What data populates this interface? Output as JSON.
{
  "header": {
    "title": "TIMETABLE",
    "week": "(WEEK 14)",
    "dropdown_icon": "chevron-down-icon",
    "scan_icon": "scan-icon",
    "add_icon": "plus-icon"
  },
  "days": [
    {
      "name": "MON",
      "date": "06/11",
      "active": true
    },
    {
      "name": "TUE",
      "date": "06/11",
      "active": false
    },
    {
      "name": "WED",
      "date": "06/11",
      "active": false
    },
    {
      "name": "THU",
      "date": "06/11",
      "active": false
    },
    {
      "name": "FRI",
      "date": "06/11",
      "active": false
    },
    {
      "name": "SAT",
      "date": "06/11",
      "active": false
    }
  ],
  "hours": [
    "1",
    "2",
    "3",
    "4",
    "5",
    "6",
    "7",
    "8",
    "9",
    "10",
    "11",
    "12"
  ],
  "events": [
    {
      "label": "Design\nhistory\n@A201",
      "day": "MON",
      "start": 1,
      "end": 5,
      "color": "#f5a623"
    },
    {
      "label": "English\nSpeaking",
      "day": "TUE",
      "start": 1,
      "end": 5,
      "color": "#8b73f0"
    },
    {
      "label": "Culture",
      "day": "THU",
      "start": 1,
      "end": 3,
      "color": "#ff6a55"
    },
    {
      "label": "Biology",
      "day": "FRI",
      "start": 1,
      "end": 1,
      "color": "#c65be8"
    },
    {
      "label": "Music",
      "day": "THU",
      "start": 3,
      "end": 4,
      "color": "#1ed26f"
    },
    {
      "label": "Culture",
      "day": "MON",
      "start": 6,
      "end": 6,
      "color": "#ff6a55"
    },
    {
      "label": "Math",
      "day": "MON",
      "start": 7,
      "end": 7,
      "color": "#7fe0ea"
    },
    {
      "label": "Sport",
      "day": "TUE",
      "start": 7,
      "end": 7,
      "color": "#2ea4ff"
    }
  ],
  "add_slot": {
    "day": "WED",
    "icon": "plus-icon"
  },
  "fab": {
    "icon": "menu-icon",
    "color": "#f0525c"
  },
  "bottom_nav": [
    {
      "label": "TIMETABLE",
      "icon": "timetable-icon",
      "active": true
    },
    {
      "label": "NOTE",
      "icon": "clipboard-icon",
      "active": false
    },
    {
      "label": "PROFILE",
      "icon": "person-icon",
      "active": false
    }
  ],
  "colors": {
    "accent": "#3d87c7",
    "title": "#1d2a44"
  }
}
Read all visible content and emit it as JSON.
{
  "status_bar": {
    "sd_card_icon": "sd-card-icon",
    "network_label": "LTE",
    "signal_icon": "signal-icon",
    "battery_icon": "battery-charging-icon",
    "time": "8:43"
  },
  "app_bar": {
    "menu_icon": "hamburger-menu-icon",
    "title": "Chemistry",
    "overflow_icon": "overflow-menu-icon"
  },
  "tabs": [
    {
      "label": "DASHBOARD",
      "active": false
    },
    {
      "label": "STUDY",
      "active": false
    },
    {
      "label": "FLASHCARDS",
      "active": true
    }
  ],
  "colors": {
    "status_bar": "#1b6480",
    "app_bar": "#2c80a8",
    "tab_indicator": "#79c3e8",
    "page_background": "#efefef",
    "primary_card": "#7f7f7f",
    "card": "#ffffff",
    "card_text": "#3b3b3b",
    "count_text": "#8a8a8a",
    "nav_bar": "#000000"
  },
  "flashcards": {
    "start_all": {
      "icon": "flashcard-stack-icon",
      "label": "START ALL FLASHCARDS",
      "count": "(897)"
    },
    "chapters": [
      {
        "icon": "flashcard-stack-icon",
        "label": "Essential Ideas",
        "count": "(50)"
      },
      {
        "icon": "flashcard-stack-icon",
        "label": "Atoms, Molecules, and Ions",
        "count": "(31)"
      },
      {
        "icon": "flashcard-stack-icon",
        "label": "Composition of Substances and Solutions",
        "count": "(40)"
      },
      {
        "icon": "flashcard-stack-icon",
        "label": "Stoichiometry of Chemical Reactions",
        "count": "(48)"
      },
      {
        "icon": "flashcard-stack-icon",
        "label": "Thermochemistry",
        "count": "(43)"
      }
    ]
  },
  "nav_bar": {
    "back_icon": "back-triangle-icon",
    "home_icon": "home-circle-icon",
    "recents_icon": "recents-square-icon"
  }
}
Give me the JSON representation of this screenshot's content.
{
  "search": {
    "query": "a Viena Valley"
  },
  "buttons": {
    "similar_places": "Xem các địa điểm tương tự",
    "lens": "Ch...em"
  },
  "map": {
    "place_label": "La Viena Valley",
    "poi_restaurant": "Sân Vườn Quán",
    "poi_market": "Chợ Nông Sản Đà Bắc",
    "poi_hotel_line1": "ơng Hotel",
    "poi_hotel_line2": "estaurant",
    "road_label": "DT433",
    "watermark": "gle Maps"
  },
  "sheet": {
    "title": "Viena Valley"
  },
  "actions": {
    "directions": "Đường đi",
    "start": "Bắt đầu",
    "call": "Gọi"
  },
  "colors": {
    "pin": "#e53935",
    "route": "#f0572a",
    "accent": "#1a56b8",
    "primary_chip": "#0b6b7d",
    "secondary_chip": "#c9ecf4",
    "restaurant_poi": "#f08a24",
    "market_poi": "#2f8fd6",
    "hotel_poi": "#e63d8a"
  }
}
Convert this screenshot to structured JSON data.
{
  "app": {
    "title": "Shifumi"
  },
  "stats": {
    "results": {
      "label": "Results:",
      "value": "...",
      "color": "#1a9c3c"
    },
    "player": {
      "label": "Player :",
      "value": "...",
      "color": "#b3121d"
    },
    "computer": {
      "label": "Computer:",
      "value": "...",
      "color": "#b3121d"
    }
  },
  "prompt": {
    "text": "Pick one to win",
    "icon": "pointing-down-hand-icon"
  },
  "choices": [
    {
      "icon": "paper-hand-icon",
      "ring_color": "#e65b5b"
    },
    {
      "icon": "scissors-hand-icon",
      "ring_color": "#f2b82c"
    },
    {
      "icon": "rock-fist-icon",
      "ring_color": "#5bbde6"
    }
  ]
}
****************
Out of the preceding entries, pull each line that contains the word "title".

    "title": "TIMETABLE",
    "title": "#1d2a44"
    "title": "Chemistry",
    "title": "Viena Valley"
    "title": "Shifumi"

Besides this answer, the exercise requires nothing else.